Rampisham Down, in West Dorset, is a Site of Special Scientific Interest. But it soon won’t be. In a decision of dazzling stupidity, the local planning committee has said that it can be covered with over 100,000 solar panels. It accepted that renewable energy was a Good Thing and, in effect, that the loss of biodiversity occasioned by the panels was a price worth paying for the sun-farmers’ contribution to the battle against climate change.
Environmentalists, normally on the side of alternative energy, have been loud in their denunciation of the decision. A good example is Miles King in the Guardian: He observes: ‘….stopping biodiversity loss is as important as stopping global warming.’

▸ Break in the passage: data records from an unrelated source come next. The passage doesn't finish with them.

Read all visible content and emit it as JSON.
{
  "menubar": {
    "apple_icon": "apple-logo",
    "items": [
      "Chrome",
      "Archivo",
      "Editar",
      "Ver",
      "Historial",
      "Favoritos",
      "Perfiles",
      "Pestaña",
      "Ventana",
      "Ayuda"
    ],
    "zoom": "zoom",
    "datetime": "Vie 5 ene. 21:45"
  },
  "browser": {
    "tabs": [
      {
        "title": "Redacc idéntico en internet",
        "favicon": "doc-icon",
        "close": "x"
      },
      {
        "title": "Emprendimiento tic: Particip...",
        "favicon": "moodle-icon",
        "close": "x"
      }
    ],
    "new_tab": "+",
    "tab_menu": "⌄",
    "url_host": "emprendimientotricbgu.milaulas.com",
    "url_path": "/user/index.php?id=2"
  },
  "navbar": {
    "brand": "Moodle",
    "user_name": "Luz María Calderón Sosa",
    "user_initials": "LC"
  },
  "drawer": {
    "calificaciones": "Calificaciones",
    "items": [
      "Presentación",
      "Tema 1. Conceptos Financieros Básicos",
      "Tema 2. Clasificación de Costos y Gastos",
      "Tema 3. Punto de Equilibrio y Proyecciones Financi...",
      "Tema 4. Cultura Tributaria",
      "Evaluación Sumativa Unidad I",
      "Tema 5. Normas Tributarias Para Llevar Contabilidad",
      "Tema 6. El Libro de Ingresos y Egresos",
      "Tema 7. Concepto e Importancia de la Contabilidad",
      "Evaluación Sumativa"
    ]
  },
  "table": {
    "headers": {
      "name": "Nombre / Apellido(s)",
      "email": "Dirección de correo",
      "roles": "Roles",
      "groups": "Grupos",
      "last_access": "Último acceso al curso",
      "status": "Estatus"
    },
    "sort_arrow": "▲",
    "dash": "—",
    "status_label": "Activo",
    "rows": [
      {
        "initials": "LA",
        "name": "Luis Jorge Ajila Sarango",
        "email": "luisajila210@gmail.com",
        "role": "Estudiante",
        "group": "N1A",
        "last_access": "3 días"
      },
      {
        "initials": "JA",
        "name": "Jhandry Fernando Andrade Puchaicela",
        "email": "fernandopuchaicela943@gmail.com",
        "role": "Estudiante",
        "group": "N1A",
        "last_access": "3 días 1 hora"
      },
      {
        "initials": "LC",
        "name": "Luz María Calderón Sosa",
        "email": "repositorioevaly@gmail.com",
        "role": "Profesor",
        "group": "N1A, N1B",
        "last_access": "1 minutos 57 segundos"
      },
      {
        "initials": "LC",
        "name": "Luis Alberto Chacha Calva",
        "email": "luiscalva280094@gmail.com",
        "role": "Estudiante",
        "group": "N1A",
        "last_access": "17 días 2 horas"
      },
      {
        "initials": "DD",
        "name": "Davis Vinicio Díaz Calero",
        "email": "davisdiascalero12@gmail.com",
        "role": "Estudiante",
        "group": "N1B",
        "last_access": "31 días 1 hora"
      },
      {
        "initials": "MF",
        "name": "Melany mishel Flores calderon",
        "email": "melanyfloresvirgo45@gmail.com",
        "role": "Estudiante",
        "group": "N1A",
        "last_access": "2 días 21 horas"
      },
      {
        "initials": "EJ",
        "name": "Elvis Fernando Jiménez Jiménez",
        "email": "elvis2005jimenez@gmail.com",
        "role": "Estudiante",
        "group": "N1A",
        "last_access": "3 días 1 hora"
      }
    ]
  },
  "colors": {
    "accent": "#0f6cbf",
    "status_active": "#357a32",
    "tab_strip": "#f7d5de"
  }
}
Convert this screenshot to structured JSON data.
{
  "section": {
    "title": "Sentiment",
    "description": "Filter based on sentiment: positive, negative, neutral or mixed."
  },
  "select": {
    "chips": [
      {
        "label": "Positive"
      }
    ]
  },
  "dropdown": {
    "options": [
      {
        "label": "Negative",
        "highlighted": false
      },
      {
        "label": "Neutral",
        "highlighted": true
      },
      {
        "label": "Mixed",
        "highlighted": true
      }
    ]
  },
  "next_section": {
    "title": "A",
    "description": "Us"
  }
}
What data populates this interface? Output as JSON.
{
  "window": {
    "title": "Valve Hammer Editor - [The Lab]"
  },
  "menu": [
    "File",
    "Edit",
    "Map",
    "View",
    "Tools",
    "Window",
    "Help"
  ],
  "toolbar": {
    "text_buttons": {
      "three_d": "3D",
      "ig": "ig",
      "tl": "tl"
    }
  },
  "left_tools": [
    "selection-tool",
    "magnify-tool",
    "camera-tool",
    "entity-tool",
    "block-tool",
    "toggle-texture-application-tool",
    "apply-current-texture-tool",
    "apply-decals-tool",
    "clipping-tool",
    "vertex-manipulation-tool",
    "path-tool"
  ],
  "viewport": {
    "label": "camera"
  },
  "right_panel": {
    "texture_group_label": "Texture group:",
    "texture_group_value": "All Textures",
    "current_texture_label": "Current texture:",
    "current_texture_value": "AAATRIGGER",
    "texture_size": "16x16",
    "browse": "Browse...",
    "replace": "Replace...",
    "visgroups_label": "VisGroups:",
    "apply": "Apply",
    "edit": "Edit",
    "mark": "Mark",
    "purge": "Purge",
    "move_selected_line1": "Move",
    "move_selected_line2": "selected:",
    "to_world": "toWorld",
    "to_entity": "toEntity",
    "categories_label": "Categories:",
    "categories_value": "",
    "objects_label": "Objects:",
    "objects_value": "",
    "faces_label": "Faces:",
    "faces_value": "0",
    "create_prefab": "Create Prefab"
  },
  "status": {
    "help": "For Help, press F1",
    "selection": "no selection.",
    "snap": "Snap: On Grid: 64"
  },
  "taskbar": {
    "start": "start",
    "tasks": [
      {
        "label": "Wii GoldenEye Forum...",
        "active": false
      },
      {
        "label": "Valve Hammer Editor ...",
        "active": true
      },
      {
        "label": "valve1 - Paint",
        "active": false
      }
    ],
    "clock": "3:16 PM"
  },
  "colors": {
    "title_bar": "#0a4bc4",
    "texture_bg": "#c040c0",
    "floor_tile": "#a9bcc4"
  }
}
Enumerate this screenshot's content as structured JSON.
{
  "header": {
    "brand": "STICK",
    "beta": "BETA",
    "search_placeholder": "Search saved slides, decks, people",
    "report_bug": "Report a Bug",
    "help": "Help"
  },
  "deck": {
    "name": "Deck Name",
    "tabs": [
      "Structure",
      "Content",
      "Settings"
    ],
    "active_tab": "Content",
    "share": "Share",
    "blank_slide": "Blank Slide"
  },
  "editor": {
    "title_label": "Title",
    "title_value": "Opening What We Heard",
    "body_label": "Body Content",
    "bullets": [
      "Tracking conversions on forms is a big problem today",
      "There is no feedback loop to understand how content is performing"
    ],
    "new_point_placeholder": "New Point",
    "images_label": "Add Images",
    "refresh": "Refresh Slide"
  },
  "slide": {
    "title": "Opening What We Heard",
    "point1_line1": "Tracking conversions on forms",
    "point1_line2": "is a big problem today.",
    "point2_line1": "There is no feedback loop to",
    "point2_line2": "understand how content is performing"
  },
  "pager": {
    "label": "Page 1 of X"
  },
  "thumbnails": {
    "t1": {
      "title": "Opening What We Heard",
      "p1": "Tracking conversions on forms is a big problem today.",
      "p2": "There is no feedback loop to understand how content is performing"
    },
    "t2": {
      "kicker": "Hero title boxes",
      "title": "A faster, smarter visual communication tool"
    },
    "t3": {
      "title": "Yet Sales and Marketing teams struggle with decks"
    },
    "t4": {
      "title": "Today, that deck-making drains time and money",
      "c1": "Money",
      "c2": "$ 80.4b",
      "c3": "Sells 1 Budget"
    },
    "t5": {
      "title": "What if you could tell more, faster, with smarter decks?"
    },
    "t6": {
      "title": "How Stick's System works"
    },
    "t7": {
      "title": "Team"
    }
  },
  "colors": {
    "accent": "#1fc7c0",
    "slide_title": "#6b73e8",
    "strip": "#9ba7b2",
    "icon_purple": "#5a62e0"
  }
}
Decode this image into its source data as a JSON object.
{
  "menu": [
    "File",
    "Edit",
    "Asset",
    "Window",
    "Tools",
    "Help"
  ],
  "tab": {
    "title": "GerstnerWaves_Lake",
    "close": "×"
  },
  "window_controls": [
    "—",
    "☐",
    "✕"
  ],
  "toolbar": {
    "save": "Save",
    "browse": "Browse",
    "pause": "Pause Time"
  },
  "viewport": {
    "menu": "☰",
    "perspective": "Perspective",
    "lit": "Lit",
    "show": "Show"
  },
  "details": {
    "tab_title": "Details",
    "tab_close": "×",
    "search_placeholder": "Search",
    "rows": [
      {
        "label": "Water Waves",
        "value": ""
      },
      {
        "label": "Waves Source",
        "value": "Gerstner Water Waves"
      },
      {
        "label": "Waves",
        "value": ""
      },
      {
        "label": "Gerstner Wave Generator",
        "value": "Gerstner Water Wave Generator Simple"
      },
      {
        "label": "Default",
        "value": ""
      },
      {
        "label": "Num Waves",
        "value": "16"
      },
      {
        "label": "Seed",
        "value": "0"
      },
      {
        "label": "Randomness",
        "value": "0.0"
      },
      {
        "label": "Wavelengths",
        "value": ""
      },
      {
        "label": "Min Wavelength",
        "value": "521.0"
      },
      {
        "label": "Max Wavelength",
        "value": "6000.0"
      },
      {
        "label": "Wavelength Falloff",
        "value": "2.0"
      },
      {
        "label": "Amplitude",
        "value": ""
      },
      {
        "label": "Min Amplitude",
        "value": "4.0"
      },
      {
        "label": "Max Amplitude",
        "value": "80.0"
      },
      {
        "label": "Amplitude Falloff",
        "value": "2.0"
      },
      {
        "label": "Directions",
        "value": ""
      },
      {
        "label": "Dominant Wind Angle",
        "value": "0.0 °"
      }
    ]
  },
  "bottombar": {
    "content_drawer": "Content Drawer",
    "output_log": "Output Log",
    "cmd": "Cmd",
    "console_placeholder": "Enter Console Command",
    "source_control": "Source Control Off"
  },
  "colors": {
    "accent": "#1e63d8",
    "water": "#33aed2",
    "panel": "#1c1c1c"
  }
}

Well, no it’s not. The crassness of the decision at Rampisham doesn’t alter the stark fact that if global warming isn’t stopped, we won’t have any biodiversity of any kind to preserve. The planners were crass because there are plenty of other, better places to put the panels. But their view of the big picture is correct.
Ethically what is in issue is whether we can/should expect species X and Y to die for the common good. That itself entails a view of ourselves as overseers of the world which looks embarrassingly like the Biblical model of Man as steward of creation. Yet it’s the only one that works. The world has been raped by wielders of that model: it’s up to wielders of the model to un-rape it. Un-raping, here, involves human restraint and renunciation. But also, and very unfortunately (since we’re so late in intervening), it involves saying to a particular species or habitat: ‘We’re going to force you to die for others.’ Like most altruistic acts, this is likely, in fact, to redound to the good of the altruist – at least if the altruist is identified as the species rather than the individual.
The views, opinions and positions expressed by these authors and blogs are theirs and do not necessarily represent that of the Bioethics Research Library and Kennedy Institute of Ethics or Georgetown University.